# Relation between zero stability and absolute stability of numerical methods for solving ODEs

I'm confused by the relationship between the notions of zero stability and absolute stability in numerical analysis. Consider the leapfrog method given by:

$$y_{k+2} =y_k + 2hf(t_{k+1},y_{k+1})$$

It is known that this method has stability region $$S=\{z \in \mathbb{C} | Re(z)=0, |Im(z)|<1\}$$, where $$z=\lambda h$$. Therefore no step size $$h>0$$, however small, will cause the numerical process to remain bounded when applied to the test problem $$y' = \lambda y$$, meaning:

$$max_{k\geq 0}|y_k - \tilde{y_k}|= \infty$$ for any $$h>0$$

However, the characteristic polynomial associated with this method satisfies the root condition, and therefore it must be zero stable, meaning there exist strictly positive constants $$h^*, K$$ such that:

$$max_{k\geq 0}|y_k - \tilde{y_k}| for $$0

Where $$w_k$$ are input errors at step $$k$$.

Given these definitions, it seems impossible for a method to be zero stable but not to remain bounded for any $$h>0$$. What am I missing?

• Are you sure it is supposed to be $y_{\color{red}{k+2}}$? Commented Apr 10, 2021 at 16:31
• Yes I made an error thank you for pointing it out. Commented Apr 10, 2021 at 16:32
• @mattos : This is the central Euler method or 2-step Nystrom method, with the cited weak stability. Commented Apr 10, 2021 at 16:33
• @LutzLehmann Yes, there was a factor of $2$ missing which made it confusing. Commented Apr 10, 2021 at 16:34
• Can you first see if page 9 of this review I wrote 13 years ago has any helpful hints? It's almost 2:30am here in Waterloo, Ontario and I can't write a full answer. Commented Apr 21, 2021 at 6:19

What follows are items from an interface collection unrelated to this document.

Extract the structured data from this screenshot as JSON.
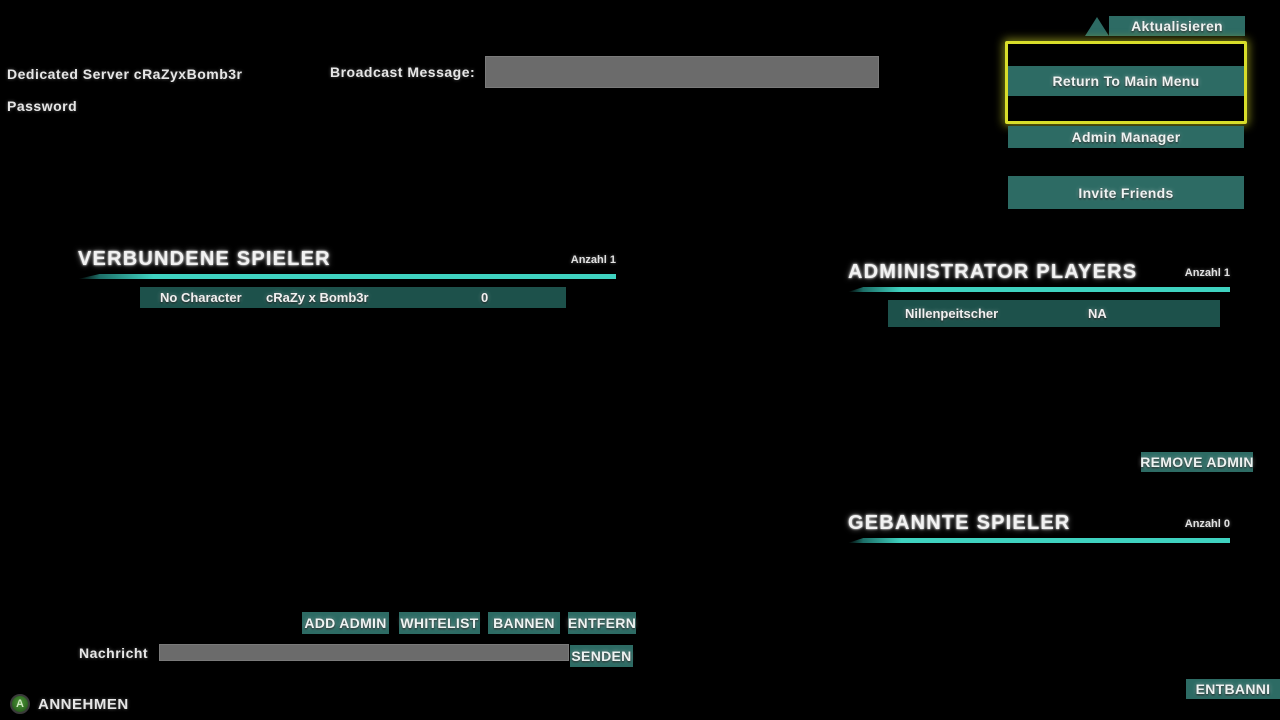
{
  "server": {
    "title": "Dedicated  Server  cRaZyxBomb3r",
    "password_label": "Password"
  },
  "broadcast": {
    "label": "Broadcast  Message:",
    "value": "",
    "placeholder": ""
  },
  "top_right": {
    "refresh_label": "Aktualisieren",
    "refresh_icon": "chevron-up-icon",
    "return_main_menu": "Return To Main Menu",
    "admin_manager": "Admin Manager",
    "invite_friends": "Invite Friends"
  },
  "connected_players": {
    "title": "VERBUNDENE  SPIELER",
    "count_label": "Anzahl 1",
    "rows": [
      {
        "character": "No Character",
        "name": "cRaZy x Bomb3r",
        "value": "0"
      }
    ]
  },
  "administrator_players": {
    "title": "ADMINISTRATOR  PLAYERS",
    "count_label": "Anzahl  1",
    "rows": [
      {
        "name": "Nillenpeitscher",
        "value": "NA"
      }
    ],
    "remove_admin_label": "REMOVE ADMIN"
  },
  "banned_players": {
    "title": "GEBANNTE  SPIELER",
    "count_label": "Anzahl  0",
    "rows": [],
    "unban_label": "ENTBANNI"
  },
  "action_buttons": {
    "add_admin": "ADD ADMIN",
    "whitelist": "WHITELIST",
    "ban": "BANNEN",
    "remove": "ENTFERN"
  },
  "message_bar": {
    "label": "Nachricht",
    "value": "",
    "placeholder": "",
    "send_label": "SENDEN"
  },
  "footer": {
    "accept_button_glyph": "A",
    "accept_label": "ANNEHMEN"
  },
  "colors": {
    "teal_button": "#2d6b64",
    "row_teal": "#1d514b",
    "accent_cyan": "#3fd2c0",
    "selection_yellow": "#d8dd2a",
    "field_gray": "#6b6b6b",
    "background": "#000000"
  }
}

One thing you are missing in your post, is that the leapfrog method is not unstable when $$\lambda$$ is purely imaginary, which can be the case in many real-world applications, such as hyperbolic problems in fluid dynamics or electromagnetism.
The next thing is that the region you've given is not for stability but for A-stability. The leapfrog method actually can be stable in the case where $$h$$ is constant, so even when $$\textrm{Re}(\lambda) \ne 0$$ it still can converge, it just doesn't satisfy the criteria for absolute stability (it also says this on pg 53 of this PDF, and the difference between "stability" and "A-stability" can be seen on pg 36 of the same PDF).